I was slightly excited when I saw my pastor saying daily Mass today, because I was hoping he would lead us in the Stations afterwards. This is where my respect and awe for the man shows. The first time he ever lead the parish in Stations I was floored, as there was no book, no guide in his hand; he just knew them and what he was going to say by heart. The scary part is he rarely deviates from his script when he says them and after forty plus years as a priest I can see how one could and would memorize a version of Stations to use but it's still impressive. His comments are modern enough, but not dumbed down or rhyming. The LifeTeen book offers reflections and questions that allow you to look in on yourself and see how you can better yourself and I think my pastor's version/comments of Stations does the same. So when I saw the stack of books, I thought "oh no Deacon Tony's going to do stations" but then I didn't see our deacon at Mass, so I was still slightly hopeful that our pastor would be leading them until the final blessing. I know how crafty my pastor is, he gives the final blessing at the end of stations when he leads them, today he ended Mass normally and I thought "oh it is the Deacon."
I stayed to say Stations and tried my best to not complain or read my lifeteen book, this part I failed at, but I didn't complain as much as could have. I don't know why I don't like the book, okay yes I do, the prayers rhyme and they seem so dumbed down. I know my years of studying religion, and theology come in to play here when I want something to go deeper. Are there parts of these stations that speak to me, yes, but that's God's grace working through what we give Him. I know by the end of Lent I will probably have the LifeTeen book memorized as I plan on saying/doing Stations of the Cross daily and something will come from it, because that's how God works. I love Deacon Tony dearly, but I don't like the way he does Stations. I am the type that likes to be left alone when praying and that's hard at my parish because everyone knows me and wants to say hi and all of that fun stuff and usually I am fine with it. I made a decision that if Deacon Tony is leading stations or I see that stack of books out, I will come back before Fr. Ray's Lenten teaching sessions on Friday nights and say my own version of Stations because I don't want to be uncharitable or complaining while I'm saying Stations as a group.
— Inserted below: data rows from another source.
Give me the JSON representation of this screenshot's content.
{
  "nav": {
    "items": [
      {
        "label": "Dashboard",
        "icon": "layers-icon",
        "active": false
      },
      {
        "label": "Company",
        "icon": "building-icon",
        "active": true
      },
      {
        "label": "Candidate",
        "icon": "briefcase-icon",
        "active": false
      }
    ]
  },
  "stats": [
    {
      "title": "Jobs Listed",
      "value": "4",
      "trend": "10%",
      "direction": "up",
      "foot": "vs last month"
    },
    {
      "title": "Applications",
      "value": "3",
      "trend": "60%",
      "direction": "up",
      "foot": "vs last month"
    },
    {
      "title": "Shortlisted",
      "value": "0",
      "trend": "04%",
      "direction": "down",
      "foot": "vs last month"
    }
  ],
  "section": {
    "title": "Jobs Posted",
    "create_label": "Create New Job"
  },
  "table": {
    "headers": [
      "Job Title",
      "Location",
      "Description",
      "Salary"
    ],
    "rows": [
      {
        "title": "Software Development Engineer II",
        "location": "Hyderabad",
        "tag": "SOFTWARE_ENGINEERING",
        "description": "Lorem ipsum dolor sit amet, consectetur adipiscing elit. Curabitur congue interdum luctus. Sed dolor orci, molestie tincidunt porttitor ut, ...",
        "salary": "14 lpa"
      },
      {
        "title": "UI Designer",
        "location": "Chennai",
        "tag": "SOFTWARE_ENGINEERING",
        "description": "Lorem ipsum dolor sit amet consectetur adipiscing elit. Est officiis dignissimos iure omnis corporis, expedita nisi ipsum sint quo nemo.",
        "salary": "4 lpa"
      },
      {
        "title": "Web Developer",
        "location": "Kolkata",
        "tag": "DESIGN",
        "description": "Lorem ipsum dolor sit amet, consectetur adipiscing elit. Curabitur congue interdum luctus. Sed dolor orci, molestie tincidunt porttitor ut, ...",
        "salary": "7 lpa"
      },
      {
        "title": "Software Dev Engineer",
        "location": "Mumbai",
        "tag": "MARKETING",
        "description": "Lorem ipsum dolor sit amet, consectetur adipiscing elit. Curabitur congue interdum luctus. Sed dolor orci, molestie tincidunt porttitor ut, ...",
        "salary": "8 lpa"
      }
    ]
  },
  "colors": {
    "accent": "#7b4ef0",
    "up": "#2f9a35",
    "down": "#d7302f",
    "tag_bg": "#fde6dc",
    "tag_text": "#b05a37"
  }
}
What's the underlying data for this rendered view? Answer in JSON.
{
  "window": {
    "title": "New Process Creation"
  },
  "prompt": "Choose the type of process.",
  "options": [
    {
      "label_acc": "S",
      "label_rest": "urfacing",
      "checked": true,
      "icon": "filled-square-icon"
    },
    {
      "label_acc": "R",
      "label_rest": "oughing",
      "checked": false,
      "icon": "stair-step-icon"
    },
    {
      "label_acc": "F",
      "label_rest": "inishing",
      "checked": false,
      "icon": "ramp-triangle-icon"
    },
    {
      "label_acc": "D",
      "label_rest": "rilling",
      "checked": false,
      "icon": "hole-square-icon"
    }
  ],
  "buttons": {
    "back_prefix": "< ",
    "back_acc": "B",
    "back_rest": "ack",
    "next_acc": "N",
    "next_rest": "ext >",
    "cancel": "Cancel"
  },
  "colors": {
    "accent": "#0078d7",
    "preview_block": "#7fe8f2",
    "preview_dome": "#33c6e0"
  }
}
I remember a book we used while I was a student at Seton Hall and I wish I could find it, it's probably in this house somewhere as my mom and I don't throw stuff like that out. I liked this book because it was traditional, you announced the station, said "we adore You oh Christ and we praise You, because by Your Holy Cross You have redeemed the world", had a reading/reflection on the station, and then finished with an Our Father, Hail Mary and Glory Be. I remember this simply because my friends would make fun of me by pointing out that when I said the prayers my Irishness appeared via accent and speed of the prayers. I don't know if I'm looking for how I felt when I did Stations at Seton Hall or for something to speak to me. Fr. Ray's or Fr. Roberto's stations are not like those I said at Seton Hall, but they speak to me in a way that Deacon Tony's don't. I know this is all me and not the deacon's fault, but I just feel like something is missing.
We'll see how I feel about Stations after I have said them for 40 some odd days. Who knows maybe I'll write my own reflections as I felt called to do for awhile and most especially when the Deacon is leading the Stations. Oh well I'm off to read Behold the Mystery and learn more about the Mass, maybe in reading that it will remind me of why we do what we do and open my eyes to other devotions as well.
Expect more on Stations as Lent continues. ;-)